» **DATASET EXCERPTS**:

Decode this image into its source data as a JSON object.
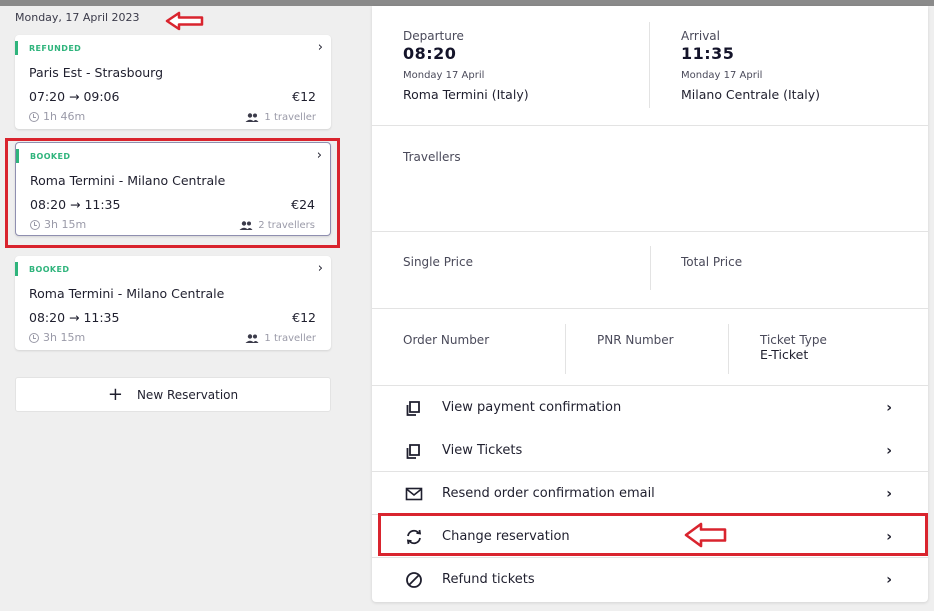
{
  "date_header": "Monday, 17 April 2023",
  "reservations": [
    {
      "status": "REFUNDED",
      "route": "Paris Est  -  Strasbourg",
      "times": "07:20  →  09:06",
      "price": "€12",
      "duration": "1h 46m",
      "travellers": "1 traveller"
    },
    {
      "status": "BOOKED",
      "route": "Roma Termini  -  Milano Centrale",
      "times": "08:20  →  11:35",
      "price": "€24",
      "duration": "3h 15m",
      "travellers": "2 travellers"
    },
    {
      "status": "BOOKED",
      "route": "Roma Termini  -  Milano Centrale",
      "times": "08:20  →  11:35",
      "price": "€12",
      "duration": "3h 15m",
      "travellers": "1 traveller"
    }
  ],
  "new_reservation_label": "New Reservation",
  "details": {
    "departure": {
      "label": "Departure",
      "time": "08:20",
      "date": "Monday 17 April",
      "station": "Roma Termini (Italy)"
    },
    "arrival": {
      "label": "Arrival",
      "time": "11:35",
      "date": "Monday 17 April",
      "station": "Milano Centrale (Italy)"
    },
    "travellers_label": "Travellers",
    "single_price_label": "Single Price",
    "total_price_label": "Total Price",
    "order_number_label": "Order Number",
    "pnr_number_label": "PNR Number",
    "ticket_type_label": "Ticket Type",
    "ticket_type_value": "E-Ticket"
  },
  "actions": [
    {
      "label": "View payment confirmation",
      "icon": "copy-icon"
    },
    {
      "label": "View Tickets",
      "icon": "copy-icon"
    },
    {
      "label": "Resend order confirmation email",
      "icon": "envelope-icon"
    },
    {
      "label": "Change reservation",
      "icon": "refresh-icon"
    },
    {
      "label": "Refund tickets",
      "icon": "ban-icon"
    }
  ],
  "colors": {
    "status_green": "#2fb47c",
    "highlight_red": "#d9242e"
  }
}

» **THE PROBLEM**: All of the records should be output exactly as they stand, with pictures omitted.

» **EXERCISE RESPONSE**:
Decode this image into its source data as a JSON object.
{
  "date_header": "Monday, 17 April 2023",
  "reservations": [
    {
      "status": "REFUNDED",
      "route": "Paris Est  -  Strasbourg",
      "times": "07:20  →  09:06",
      "price": "€12",
      "duration": "1h 46m",
      "travellers": "1 traveller"
    },
    {
      "status": "BOOKED",
      "route": "Roma Termini  -  Milano Centrale",
      "times": "08:20  →  11:35",
      "price": "€24",
      "duration": "3h 15m",
      "travellers": "2 travellers"
    },
    {
      "status": "BOOKED",
      "route": "Roma Termini  -  Milano Centrale",
      "times": "08:20  →  11:35",
      "price": "€12",
      "duration": "3h 15m",
      "travellers": "1 traveller"
    }
  ],
  "new_reservation_label": "New Reservation",
  "details": {
    "departure": {
      "label": "Departure",
      "time": "08:20",
      "date": "Monday 17 April",
      "station": "Roma Termini (Italy)"
    },
    "arrival": {
      "label": "Arrival",
      "time": "11:35",
      "date": "Monday 17 April",
      "station": "Milano Centrale (Italy)"
    },
    "travellers_label": "Travellers",
    "single_price_label": "Single Price",
    "total_price_label": "Total Price",
    "order_number_label": "Order Number",
    "pnr_number_label": "PNR Number",
    "ticket_type_label": "Ticket Type",
    "ticket_type_value": "E-Ticket"
  },
  "actions": [
    {
      "label": "View payment confirmation",
      "icon": "copy-icon"
    },
    {
      "label": "View Tickets",
      "icon": "copy-icon"
    },
    {
      "label": "Resend order confirmation email",
      "icon": "envelope-icon"
    },
    {
      "label": "Change reservation",
      "icon": "refresh-icon"
    },
    {
      "label": "Refund tickets",
      "icon": "ban-icon"
    }
  ],
  "colors": {
    "status_green": "#2fb47c",
    "highlight_red": "#d9242e"
  }
}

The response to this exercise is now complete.